*TRY IT*
Your task is to give the records again exactly. Leave each picture out.
*****
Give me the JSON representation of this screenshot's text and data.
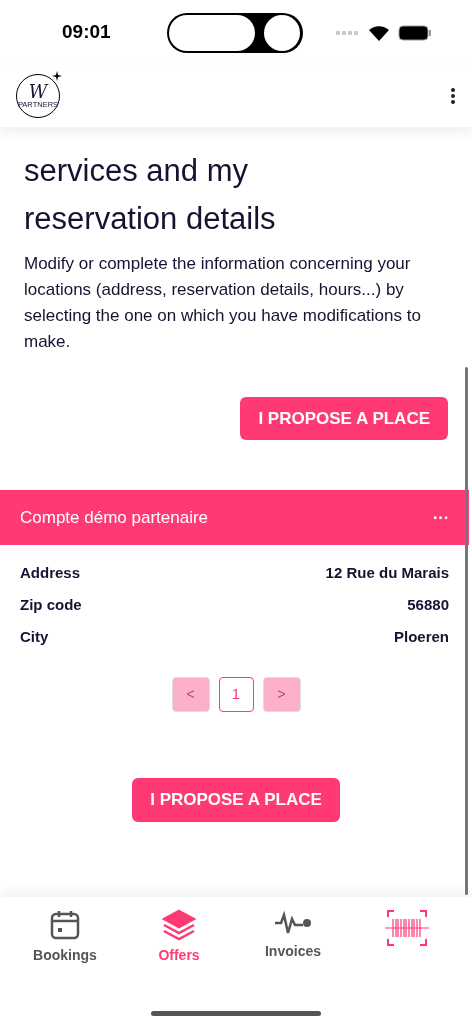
{
  "status_bar": {
    "time": "09:01"
  },
  "header": {
    "logo": {
      "letter": "W",
      "caption": "PARTNERS"
    }
  },
  "intro": {
    "title_lines": [
      "services and my",
      "reservation details"
    ],
    "text": "Modify or complete the information concerning your locations (address, reservation details, hours...) by selecting the one on which you have modifications to make."
  },
  "top_button": "I PROPOSE A PLACE",
  "location_card": {
    "title": "Compte démo partenaire",
    "menu": "···",
    "fields": [
      {
        "label": "Address",
        "value": "12 Rue du Marais"
      },
      {
        "label": "Zip code",
        "value": "56880"
      },
      {
        "label": "City",
        "value": "Ploeren"
      }
    ]
  },
  "pagination": {
    "prev": {
      "label": "<",
      "disabled": true
    },
    "pages": [
      {
        "label": "1",
        "selected": true
      }
    ],
    "next": {
      "label": ">",
      "disabled": true
    }
  },
  "bottom_button": "I PROPOSE A PLACE",
  "tab_bar": [
    {
      "kind": "calendar",
      "label": "Bookings",
      "selected": false
    },
    {
      "kind": "layers",
      "label": "Offers",
      "selected": true
    },
    {
      "kind": "pulse",
      "label": "Invoices",
      "selected": false
    },
    {
      "kind": "scanner"
    }
  ]
}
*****
*RESULT OF THIS TASK*
Give me the JSON representation of this screenshot's text and data.
{
  "status_bar": {
    "time": "09:01"
  },
  "header": {
    "logo": {
      "letter": "W",
      "caption": "PARTNERS"
    }
  },
  "intro": {
    "title_lines": [
      "services and my",
      "reservation details"
    ],
    "text": "Modify or complete the information concerning your locations (address, reservation details, hours...) by selecting the one on which you have modifications to make."
  },
  "top_button": "I PROPOSE A PLACE",
  "location_card": {
    "title": "Compte démo partenaire",
    "menu": "···",
    "fields": [
      {
        "label": "Address",
        "value": "12 Rue du Marais"
      },
      {
        "label": "Zip code",
        "value": "56880"
      },
      {
        "label": "City",
        "value": "Ploeren"
      }
    ]
  },
  "pagination": {
    "prev": {
      "label": "<",
      "disabled": true
    },
    "pages": [
      {
        "label": "1",
        "selected": true
      }
    ],
    "next": {
      "label": ">",
      "disabled": true
    }
  },
  "bottom_button": "I PROPOSE A PLACE",
  "tab_bar": [
    {
      "kind": "calendar",
      "label": "Bookings",
      "selected": false
    },
    {
      "kind": "layers",
      "label": "Offers",
      "selected": true
    },
    {
      "kind": "pulse",
      "label": "Invoices",
      "selected": false
    },
    {
      "kind": "scanner"
    }
  ]
}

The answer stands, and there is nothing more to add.